What is a Commercial Invoice?

The commercial invoice serves as the cornerstone of international trade transactions. It serves as a comprehensive record of the transaction, detailing key information about the shipped goods. This document holds a twofold purpose: providing clarity to buyers and sellers, while also enabling customs authorities to assess accurate duties and taxes.


Key Components of a Commercial Invoice:

A well-structured commercial invoice is composed of the following essential elements:

1.     Shipper and Consignee Details: Accurate contact information ensures effective communication between parties.             

2.     Description of Goods: A detailed description encompasses quantity, weight, dimensions, and specifications.

3.     Unit Prices and Total Value: Transparent pricing aids in proper duty calculation and financial understanding.

4.     Terms of Sale: Defining terms such as shipping point and costs clarifies each party's responsibilities.

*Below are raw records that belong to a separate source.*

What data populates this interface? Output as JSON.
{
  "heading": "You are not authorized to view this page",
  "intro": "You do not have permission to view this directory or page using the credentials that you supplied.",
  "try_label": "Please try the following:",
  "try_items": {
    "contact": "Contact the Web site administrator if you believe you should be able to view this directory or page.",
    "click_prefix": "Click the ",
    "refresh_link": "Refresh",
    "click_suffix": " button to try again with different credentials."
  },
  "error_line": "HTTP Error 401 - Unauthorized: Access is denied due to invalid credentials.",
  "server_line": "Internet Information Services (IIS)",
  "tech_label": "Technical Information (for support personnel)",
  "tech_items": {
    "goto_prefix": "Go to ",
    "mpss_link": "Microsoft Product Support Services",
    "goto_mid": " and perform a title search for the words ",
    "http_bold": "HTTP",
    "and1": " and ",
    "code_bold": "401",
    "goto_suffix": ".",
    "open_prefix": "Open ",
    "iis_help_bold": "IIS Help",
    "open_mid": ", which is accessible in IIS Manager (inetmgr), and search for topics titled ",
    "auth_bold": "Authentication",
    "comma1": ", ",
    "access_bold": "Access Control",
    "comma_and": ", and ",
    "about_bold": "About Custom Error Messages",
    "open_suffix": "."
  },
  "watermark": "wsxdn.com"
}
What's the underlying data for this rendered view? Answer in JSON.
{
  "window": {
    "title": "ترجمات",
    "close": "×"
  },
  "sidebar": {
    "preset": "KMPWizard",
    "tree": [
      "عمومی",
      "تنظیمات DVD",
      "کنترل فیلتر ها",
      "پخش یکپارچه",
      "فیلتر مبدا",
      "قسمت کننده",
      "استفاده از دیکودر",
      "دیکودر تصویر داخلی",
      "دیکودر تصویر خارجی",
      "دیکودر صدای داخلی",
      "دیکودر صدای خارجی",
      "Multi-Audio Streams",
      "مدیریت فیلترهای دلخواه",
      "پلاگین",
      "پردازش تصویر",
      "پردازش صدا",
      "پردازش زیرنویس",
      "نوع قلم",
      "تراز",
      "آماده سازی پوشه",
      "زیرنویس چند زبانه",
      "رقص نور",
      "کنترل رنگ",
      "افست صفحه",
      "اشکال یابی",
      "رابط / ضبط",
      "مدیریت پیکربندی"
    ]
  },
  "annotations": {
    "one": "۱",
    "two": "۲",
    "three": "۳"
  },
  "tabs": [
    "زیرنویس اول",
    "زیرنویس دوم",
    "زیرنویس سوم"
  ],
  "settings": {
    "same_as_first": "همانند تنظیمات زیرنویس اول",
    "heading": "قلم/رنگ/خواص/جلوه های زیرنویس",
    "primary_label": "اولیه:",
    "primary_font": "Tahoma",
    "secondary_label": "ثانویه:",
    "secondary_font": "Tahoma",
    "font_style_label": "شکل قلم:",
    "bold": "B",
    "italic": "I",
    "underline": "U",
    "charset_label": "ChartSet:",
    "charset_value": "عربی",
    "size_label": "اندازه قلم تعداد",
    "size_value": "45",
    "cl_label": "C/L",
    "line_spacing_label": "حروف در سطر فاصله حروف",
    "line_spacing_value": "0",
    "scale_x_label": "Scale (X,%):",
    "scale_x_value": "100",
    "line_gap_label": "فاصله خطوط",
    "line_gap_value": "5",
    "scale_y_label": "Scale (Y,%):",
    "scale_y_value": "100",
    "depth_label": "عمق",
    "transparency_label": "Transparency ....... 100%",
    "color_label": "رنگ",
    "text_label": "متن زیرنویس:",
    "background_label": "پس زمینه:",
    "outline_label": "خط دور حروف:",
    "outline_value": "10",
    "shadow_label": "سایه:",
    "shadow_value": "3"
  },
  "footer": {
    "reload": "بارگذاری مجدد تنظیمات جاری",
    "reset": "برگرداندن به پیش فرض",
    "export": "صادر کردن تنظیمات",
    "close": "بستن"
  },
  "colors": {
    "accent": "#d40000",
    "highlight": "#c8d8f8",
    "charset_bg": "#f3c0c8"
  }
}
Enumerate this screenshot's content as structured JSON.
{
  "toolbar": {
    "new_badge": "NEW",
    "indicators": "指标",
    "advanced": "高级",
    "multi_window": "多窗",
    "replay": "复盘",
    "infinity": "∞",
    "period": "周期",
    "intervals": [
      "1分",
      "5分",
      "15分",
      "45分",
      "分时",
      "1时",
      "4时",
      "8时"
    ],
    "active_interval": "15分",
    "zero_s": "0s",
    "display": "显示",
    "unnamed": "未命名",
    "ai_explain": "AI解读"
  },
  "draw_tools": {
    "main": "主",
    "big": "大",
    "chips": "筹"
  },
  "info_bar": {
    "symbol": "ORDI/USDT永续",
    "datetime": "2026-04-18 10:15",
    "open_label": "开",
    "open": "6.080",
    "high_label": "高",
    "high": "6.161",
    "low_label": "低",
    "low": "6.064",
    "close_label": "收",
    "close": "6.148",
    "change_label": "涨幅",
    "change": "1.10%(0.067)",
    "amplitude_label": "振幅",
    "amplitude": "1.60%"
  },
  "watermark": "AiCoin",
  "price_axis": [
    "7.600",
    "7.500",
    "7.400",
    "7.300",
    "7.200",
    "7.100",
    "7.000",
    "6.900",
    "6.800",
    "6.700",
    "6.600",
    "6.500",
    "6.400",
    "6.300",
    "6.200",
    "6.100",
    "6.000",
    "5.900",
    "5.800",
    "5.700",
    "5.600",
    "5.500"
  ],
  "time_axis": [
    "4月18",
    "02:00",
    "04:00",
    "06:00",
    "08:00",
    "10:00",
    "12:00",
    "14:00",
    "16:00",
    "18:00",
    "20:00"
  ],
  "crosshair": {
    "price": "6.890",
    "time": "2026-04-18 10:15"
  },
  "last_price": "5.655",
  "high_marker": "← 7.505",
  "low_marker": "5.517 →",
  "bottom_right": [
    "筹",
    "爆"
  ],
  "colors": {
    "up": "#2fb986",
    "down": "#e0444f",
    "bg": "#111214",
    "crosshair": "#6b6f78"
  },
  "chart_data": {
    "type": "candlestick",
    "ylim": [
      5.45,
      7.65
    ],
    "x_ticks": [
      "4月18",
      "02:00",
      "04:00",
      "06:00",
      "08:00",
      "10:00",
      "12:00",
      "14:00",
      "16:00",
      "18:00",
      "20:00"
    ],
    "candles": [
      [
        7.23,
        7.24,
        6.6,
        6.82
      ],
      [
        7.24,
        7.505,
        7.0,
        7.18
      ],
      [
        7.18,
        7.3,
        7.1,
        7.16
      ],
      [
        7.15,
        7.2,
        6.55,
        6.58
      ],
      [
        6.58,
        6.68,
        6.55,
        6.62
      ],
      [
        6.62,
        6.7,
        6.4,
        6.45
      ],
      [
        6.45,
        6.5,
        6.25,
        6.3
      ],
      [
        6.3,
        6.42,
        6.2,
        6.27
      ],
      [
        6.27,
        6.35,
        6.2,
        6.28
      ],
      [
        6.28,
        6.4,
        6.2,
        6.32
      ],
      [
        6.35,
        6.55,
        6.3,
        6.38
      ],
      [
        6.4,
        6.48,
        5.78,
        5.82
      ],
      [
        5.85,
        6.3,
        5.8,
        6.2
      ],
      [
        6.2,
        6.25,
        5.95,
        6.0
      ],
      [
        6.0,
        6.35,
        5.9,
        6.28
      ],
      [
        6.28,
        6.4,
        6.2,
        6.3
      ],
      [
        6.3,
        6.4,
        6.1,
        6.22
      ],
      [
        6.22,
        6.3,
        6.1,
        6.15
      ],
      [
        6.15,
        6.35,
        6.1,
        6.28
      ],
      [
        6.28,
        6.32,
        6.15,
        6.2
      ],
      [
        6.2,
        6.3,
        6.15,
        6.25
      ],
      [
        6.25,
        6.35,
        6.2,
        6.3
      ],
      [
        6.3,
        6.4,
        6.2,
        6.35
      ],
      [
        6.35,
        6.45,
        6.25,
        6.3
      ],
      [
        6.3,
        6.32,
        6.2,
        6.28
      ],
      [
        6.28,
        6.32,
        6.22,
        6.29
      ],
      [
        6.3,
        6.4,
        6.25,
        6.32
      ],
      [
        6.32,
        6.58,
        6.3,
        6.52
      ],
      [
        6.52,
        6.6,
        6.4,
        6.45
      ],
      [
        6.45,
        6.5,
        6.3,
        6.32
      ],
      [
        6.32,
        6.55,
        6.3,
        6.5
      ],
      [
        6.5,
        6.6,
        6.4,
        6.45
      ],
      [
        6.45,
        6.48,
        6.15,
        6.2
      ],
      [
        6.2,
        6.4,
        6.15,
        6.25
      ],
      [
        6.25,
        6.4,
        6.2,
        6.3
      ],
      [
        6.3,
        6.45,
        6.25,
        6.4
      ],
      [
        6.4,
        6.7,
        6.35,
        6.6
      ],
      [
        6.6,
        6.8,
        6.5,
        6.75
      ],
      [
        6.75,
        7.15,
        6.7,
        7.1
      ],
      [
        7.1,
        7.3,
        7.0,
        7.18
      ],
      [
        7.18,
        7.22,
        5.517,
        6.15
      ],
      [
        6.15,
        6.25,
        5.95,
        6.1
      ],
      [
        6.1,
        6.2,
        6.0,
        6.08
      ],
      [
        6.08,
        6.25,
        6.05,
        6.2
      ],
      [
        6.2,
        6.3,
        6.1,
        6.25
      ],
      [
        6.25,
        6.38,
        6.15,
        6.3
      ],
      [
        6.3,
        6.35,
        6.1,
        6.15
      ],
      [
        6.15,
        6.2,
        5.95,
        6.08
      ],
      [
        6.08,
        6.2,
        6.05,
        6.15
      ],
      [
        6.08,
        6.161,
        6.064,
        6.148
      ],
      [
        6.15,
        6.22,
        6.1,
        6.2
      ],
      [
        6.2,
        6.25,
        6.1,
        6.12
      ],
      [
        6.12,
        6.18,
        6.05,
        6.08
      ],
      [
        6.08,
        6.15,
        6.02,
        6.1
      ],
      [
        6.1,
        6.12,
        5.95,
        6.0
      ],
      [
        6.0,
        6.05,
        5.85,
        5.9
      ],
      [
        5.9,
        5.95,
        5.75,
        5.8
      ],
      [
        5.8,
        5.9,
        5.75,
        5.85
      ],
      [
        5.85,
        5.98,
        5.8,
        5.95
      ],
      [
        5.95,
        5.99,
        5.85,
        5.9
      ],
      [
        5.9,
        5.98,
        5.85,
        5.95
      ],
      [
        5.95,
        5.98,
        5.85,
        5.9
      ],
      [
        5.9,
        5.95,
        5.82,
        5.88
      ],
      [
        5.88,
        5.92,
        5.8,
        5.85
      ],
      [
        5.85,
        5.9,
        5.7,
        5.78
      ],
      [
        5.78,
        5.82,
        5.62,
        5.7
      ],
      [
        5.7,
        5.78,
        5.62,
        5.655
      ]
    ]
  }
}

5.     Payment Terms: Agreed-upon payment details prevent financial confusion.


Importance of Accuracy:

Accuracy is paramount to expedite customs clearance and ensure trade compliance. Minor errors can lead to delays, additional charges, or legal complications.


Some of these charges include:

1.     Customs Duty Adjustments: Inaccurate or undervalued information on the commercial invoice can lead customs authorities to reassess the value of the imported goods. As a result, they may adjust the applicable customs duties, leading to higher charges than initially anticipated.


2.     Penalties for Non-Compliance: Inaccuracies in the commercial invoice can lead to violations of trade regulations and customs laws. This can result in penalties imposed by customs authorities for non-compliance, further adding to the financial burden of the importer.


3.     Storage and Handling Fees: Delays caused by discrepancies on the commercial invoice can result in goods being held in storage at ports or warehouses for longer periods than expected. Importers may be subject to additional storage and handling fees during this extended period, increasing operational costs.


Customs and Regulatory Implications:

Customs clearance hinges on the information provided in the commercial invoice. Customs authorities rely on this document to determine duties and taxes. Discrepancies can lead to extended clearance times, penalties, or rejected shipments.


Tips for a Well-Prepared Commercial Invoice:

Crafting an accurate commercial invoice involves attention to detail:

·       Clear Language: Use concise and precise language.

·       Accurate: Ensure goods are accurately described and valued.

·       Legibility: Maintain legibility, whether handwritten or digital.

·       Complete Information: Verify all necessary details are included.

·       Calculation Precision: Double-check calculations and currency conversions.


In conclusion, this article aimed to clarify the crucial role of the commercial invoice. By grasping its components, accuracy's importance, and potential consequences, you're better equipped to excel in international trade endeavours.